Leave out the pictures and return every entry exactly as it appears.

─── The data

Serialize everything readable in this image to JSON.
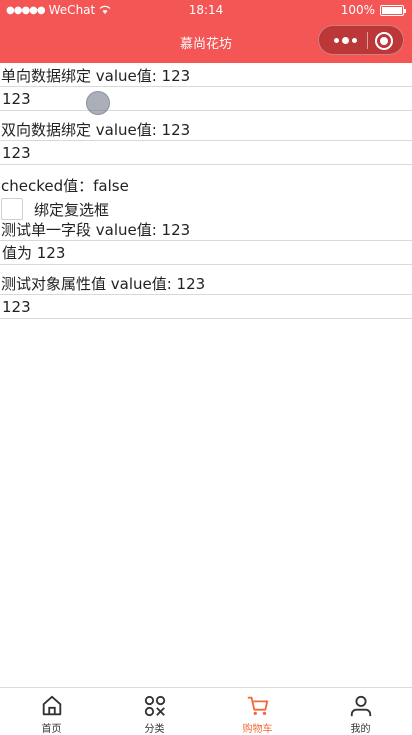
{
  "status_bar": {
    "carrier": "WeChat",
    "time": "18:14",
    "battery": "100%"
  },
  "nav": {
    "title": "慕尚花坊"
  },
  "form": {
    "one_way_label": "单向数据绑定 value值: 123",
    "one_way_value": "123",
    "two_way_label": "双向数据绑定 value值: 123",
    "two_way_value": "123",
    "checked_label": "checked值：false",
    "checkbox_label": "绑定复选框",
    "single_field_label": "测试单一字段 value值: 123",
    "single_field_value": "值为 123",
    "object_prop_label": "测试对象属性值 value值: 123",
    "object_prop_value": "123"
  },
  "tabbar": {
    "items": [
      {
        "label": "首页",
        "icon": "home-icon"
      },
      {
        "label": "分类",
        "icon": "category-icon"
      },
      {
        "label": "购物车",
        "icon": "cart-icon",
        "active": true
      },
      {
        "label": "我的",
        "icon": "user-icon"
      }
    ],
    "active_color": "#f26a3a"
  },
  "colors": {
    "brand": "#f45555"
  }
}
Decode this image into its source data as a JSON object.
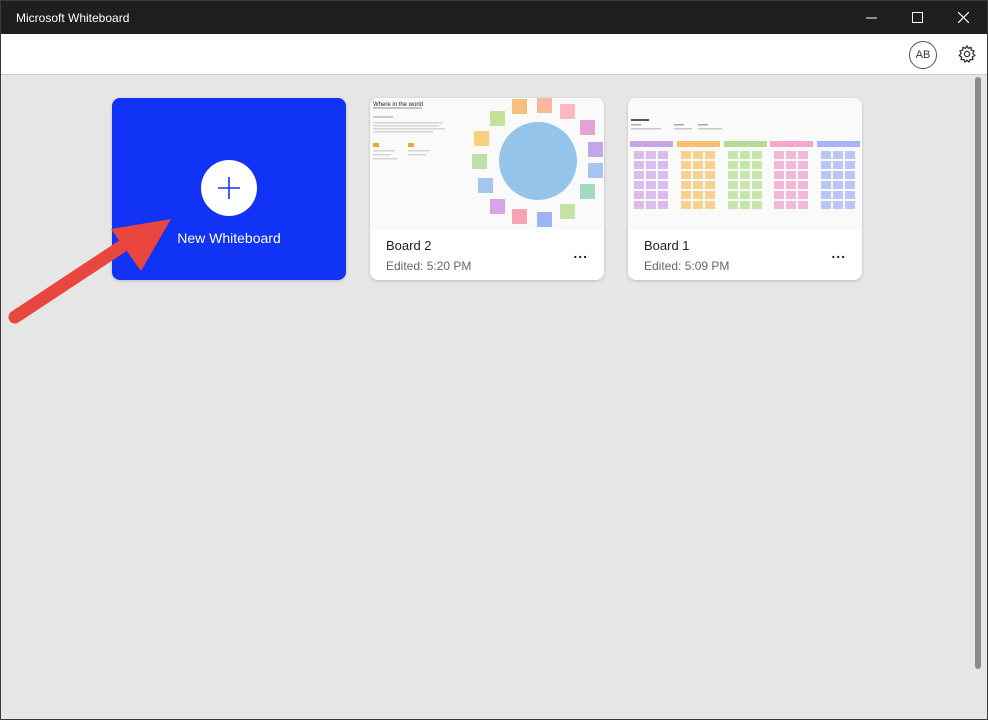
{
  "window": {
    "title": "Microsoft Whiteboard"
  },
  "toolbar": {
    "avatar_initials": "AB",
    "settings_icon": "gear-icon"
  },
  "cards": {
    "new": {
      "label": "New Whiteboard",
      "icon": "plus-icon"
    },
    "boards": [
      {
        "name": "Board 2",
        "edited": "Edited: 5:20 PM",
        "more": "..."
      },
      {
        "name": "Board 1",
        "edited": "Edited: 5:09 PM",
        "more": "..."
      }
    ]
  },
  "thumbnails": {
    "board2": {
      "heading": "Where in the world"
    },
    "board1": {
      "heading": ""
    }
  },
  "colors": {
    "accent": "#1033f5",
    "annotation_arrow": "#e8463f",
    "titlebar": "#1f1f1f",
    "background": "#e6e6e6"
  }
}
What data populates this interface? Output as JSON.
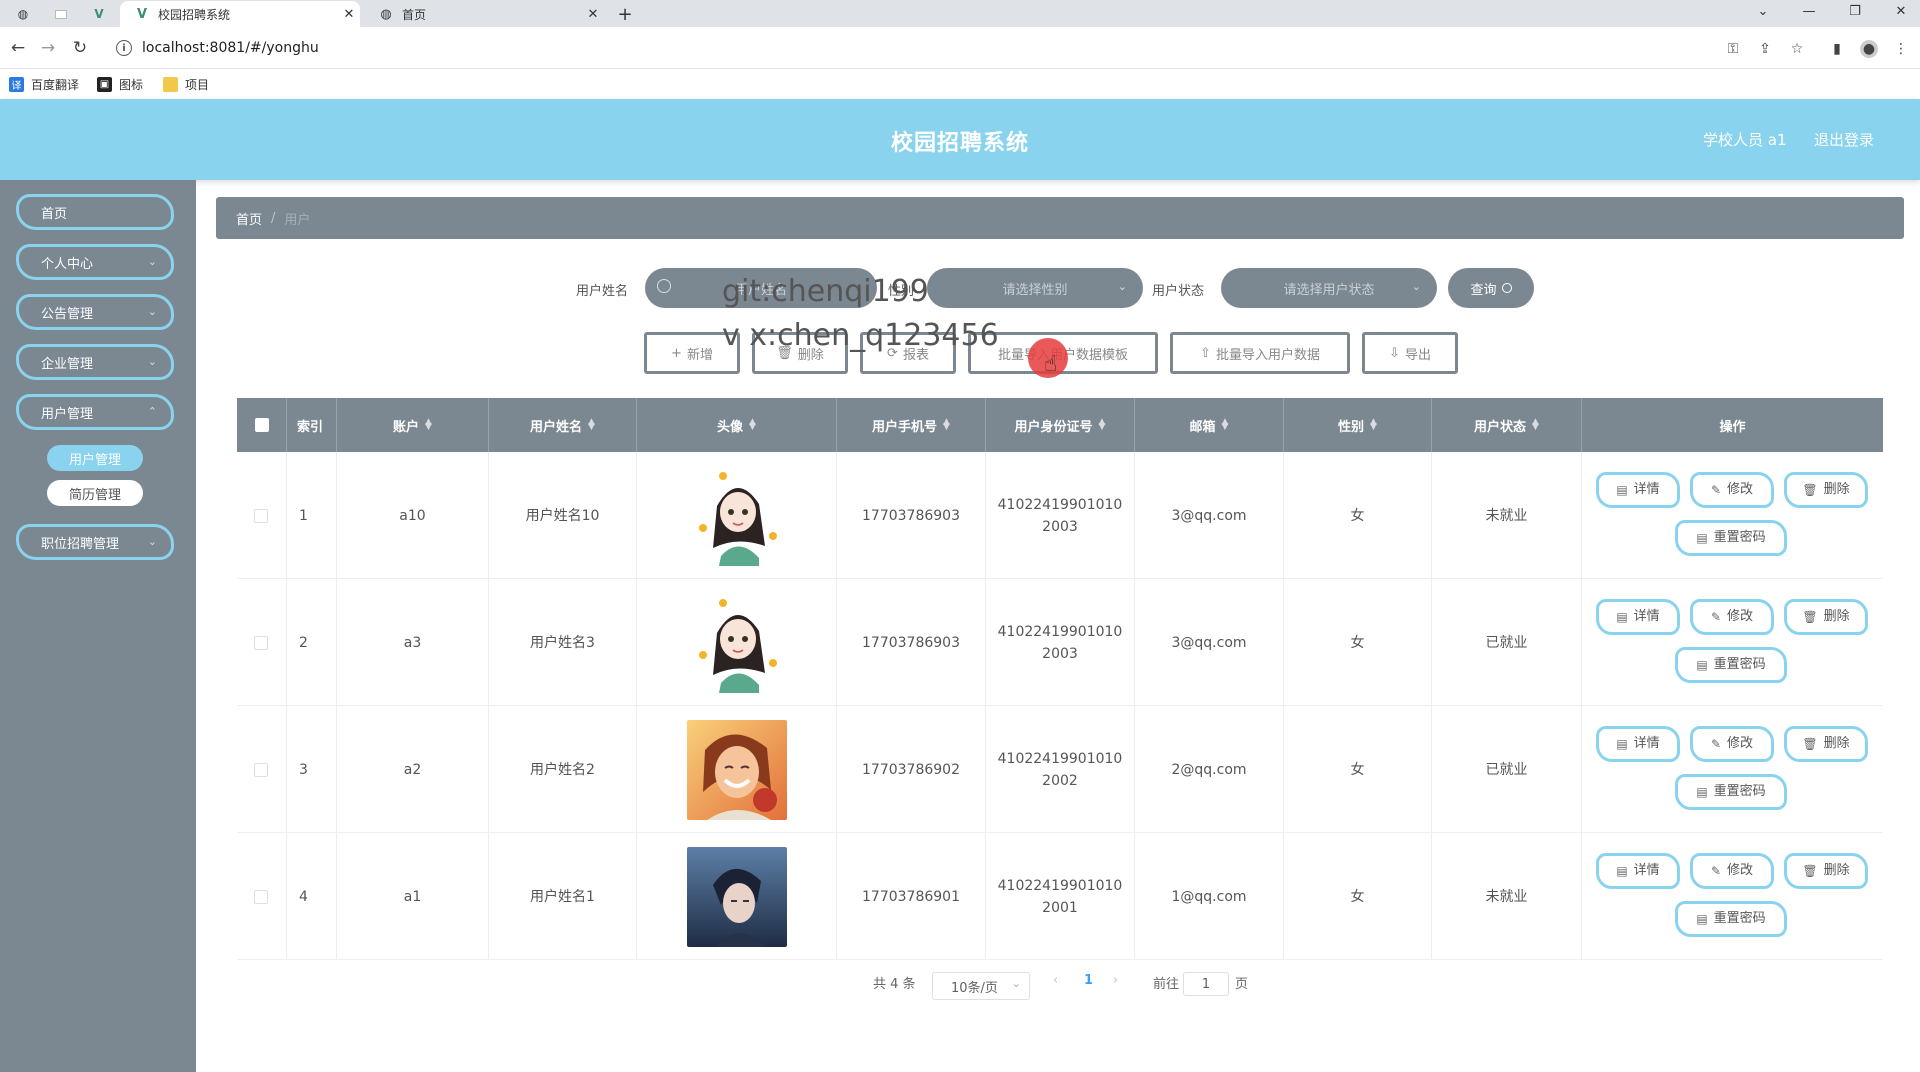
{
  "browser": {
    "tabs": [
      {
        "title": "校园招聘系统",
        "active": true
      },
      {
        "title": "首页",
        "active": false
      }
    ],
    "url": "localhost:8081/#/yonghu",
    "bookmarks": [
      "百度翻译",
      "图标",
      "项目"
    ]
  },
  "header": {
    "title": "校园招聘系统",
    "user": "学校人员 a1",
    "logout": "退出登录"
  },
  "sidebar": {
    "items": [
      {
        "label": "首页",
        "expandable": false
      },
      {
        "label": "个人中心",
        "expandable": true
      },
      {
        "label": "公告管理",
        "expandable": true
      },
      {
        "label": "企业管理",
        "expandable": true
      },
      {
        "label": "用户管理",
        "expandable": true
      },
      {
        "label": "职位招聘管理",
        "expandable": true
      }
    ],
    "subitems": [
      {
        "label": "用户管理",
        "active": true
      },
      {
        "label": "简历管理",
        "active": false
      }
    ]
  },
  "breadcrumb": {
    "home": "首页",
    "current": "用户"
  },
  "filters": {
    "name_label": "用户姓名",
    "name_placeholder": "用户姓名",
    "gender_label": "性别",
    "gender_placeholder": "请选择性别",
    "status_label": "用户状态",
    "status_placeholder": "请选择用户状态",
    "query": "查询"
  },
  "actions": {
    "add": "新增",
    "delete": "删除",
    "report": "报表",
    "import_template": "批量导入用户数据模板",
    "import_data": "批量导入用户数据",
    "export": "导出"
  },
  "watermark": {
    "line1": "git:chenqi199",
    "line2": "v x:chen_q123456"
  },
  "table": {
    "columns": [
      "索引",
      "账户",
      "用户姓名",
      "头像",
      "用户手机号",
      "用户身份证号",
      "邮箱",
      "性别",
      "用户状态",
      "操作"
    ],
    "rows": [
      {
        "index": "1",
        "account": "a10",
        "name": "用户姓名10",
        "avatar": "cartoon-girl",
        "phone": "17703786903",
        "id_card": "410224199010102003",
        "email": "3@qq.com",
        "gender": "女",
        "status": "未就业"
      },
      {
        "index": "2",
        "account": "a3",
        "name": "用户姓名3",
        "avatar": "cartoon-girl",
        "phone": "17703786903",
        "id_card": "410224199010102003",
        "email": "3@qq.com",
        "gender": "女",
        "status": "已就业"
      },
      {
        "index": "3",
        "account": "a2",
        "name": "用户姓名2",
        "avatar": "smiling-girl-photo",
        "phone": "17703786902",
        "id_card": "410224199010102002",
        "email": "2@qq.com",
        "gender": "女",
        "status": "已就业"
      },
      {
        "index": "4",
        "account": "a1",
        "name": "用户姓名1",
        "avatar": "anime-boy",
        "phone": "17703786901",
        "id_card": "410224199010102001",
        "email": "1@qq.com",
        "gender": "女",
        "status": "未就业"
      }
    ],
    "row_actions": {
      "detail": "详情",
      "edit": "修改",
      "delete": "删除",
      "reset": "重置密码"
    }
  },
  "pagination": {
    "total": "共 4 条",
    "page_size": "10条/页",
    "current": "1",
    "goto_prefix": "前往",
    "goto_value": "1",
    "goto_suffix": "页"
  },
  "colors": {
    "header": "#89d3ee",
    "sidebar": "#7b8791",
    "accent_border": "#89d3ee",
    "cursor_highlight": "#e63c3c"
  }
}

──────

**Reply**
Serialize everything readable in this image to JSON.
{
  "status_bar": {
    "carrier": "WeChat",
    "time": "18:14",
    "battery": "100%"
  },
  "nav": {
    "title": "慕尚花坊"
  },
  "form": {
    "one_way_label": "单向数据绑定 value值: 123",
    "one_way_value": "123",
    "two_way_label": "双向数据绑定 value值: 123",
    "two_way_value": "123",
    "checked_label": "checked值：false",
    "checkbox_label": "绑定复选框",
    "single_field_label": "测试单一字段 value值: 123",
    "single_field_value": "值为 123",
    "object_prop_label": "测试对象属性值 value值: 123",
    "object_prop_value": "123"
  },
  "tabbar": {
    "items": [
      {
        "label": "首页",
        "icon": "home-icon"
      },
      {
        "label": "分类",
        "icon": "category-icon"
      },
      {
        "label": "购物车",
        "icon": "cart-icon",
        "active": true
      },
      {
        "label": "我的",
        "icon": "user-icon"
      }
    ],
    "active_color": "#f26a3a"
  },
  "colors": {
    "brand": "#f45555"
  }
}
Decode this image into its source data as a JSON object.
{
  "window": {
    "title": "Microsoft Whiteboard"
  },
  "toolbar": {
    "avatar_initials": "AB",
    "settings_icon": "gear-icon"
  },
  "cards": {
    "new": {
      "label": "New Whiteboard",
      "icon": "plus-icon"
    },
    "boards": [
      {
        "name": "Board 2",
        "edited": "Edited: 5:20 PM",
        "more": "..."
      },
      {
        "name": "Board 1",
        "edited": "Edited: 5:09 PM",
        "more": "..."
      }
    ]
  },
  "thumbnails": {
    "board2": {
      "heading": "Where in the world"
    },
    "board1": {
      "heading": ""
    }
  },
  "colors": {
    "accent": "#1033f5",
    "annotation_arrow": "#e8463f",
    "titlebar": "#1f1f1f",
    "background": "#e6e6e6"
  }
}
What data populates this interface? Output as JSON.
{
  "browser": {
    "tabs": [
      {
        "title": "校园招聘系统",
        "active": true
      },
      {
        "title": "首页",
        "active": false
      }
    ],
    "url": "localhost:8081/#/yonghu",
    "bookmarks": [
      "百度翻译",
      "图标",
      "项目"
    ]
  },
  "header": {
    "title": "校园招聘系统",
    "user": "学校人员 a1",
    "logout": "退出登录"
  },
  "sidebar": {
    "items": [
      {
        "label": "首页",
        "expandable": false
      },
      {
        "label": "个人中心",
        "expandable": true
      },
      {
        "label": "公告管理",
        "expandable": true
      },
      {
        "label": "企业管理",
        "expandable": true
      },
      {
        "label": "用户管理",
        "expandable": true
      },
      {
        "label": "职位招聘管理",
        "expandable": true
      }
    ],
    "subitems": [
      {
        "label": "用户管理",
        "active": true
      },
      {
        "label": "简历管理",
        "active": false
      }
    ]
  },
  "breadcrumb": {
    "home": "首页",
    "current": "用户"
  },
  "filters": {
    "name_label": "用户姓名",
    "name_placeholder": "用户姓名",
    "gender_label": "性别",
    "gender_placeholder": "请选择性别",
    "status_label": "用户状态",
    "status_placeholder": "请选择用户状态",
    "query": "查询"
  },
  "actions": {
    "add": "新增",
    "delete": "删除",
    "report": "报表",
    "import_template": "批量导入用户数据模板",
    "import_data": "批量导入用户数据",
    "export": "导出"
  },
  "watermark": {
    "line1": "git:chenqi199",
    "line2": "v x:chen_q123456"
  },
  "table": {
    "columns": [
      "索引",
      "账户",
      "用户姓名",
      "头像",
      "用户手机号",
      "用户身份证号",
      "邮箱",
      "性别",
      "用户状态",
      "操作"
    ],
    "rows": [
      {
        "index": "1",
        "account": "a10",
        "name": "用户姓名10",
        "avatar": "cartoon-girl",
        "phone": "17703786903",
        "id_card": "410224199010102003",
        "email": "3@qq.com",
        "gender": "女",
        "status": "未就业"
      },
      {
        "index": "2",
        "account": "a3",
        "name": "用户姓名3",
        "avatar": "cartoon-girl",
        "phone": "17703786903",
        "id_card": "410224199010102003",
        "email": "3@qq.com",
        "gender": "女",
        "status": "已就业"
      },
      {
        "index": "3",
        "account": "a2",
        "name": "用户姓名2",
        "avatar": "smiling-girl-photo",
        "phone": "17703786902",
        "id_card": "410224199010102002",
        "email": "2@qq.com",
        "gender": "女",
        "status": "已就业"
      },
      {
        "index": "4",
        "account": "a1",
        "name": "用户姓名1",
        "avatar": "anime-boy",
        "phone": "17703786901",
        "id_card": "410224199010102001",
        "email": "1@qq.com",
        "gender": "女",
        "status": "未就业"
      }
    ],
    "row_actions": {
      "detail": "详情",
      "edit": "修改",
      "delete": "删除",
      "reset": "重置密码"
    }
  },
  "pagination": {
    "total": "共 4 条",
    "page_size": "10条/页",
    "current": "1",
    "goto_prefix": "前往",
    "goto_value": "1",
    "goto_suffix": "页"
  },
  "colors": {
    "header": "#89d3ee",
    "sidebar": "#7b8791",
    "accent_border": "#89d3ee",
    "cursor_highlight": "#e63c3c"
  }
}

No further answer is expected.